This is important enough that you should consult an attorney specializing in franchisee-side transactions. You're probably already aware that your franchise agreement may provide for "liquidated damages" (you'd probably consider them penalties) for early termination. I would be surprised if you were able to open a franchise and not have a personal guarantee in your name on any of the documents. That said, if you did manage to avoid a personal guarantee of the franchise contract, it might be difficult for them to attempt to make any claims against you personally, but not impossible.
As far as your landlord goes, it depends on who your lease names as the leasing party, and whether you personally guaranteed the lease.
For the exposure you're facing, it's probably worth it to spend a few hundred dollars to have an attorney review your franchise documents.

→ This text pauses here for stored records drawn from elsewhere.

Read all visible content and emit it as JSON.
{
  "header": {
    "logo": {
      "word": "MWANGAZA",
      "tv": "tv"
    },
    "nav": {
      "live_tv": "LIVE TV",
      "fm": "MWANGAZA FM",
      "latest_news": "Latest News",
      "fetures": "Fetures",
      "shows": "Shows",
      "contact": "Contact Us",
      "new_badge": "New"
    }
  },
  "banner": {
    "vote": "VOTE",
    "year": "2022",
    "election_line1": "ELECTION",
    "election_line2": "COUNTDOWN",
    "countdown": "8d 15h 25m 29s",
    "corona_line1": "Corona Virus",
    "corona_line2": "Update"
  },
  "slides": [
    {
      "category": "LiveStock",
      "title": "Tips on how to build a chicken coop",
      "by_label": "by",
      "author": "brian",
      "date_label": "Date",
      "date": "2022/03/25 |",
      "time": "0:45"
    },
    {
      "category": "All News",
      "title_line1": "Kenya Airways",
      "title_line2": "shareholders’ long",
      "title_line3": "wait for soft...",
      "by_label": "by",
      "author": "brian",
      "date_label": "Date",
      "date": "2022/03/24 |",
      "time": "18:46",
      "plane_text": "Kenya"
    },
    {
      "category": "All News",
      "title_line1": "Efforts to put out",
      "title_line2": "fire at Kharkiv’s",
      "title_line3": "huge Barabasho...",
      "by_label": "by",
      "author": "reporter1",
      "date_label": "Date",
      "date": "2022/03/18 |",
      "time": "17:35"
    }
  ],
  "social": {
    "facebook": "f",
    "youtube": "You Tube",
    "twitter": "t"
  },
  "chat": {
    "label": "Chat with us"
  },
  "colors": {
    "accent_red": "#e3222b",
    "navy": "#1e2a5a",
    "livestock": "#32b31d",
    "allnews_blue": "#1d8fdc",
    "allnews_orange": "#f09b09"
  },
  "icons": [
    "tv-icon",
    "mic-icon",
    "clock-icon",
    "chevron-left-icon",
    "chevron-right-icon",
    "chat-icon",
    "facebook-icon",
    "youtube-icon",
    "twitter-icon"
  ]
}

Do not do anything without talking to a lawyer. You probably wont have to spend a lot on legal fees but considering what you spent on a franchise do yourself a favor and spend a little more. A number of franchise owners go under. What does your agreement say about selling the business? Have you spoken to the franchise developer? What are they saying about your financial issues? Rent can only be part of bankruptcy if it is in the corp. name that is filing for bankruptcy.Most of the time once you incorporate you can not be held personally liable but there are exceptions. See what I mean? Talk to a lawyer.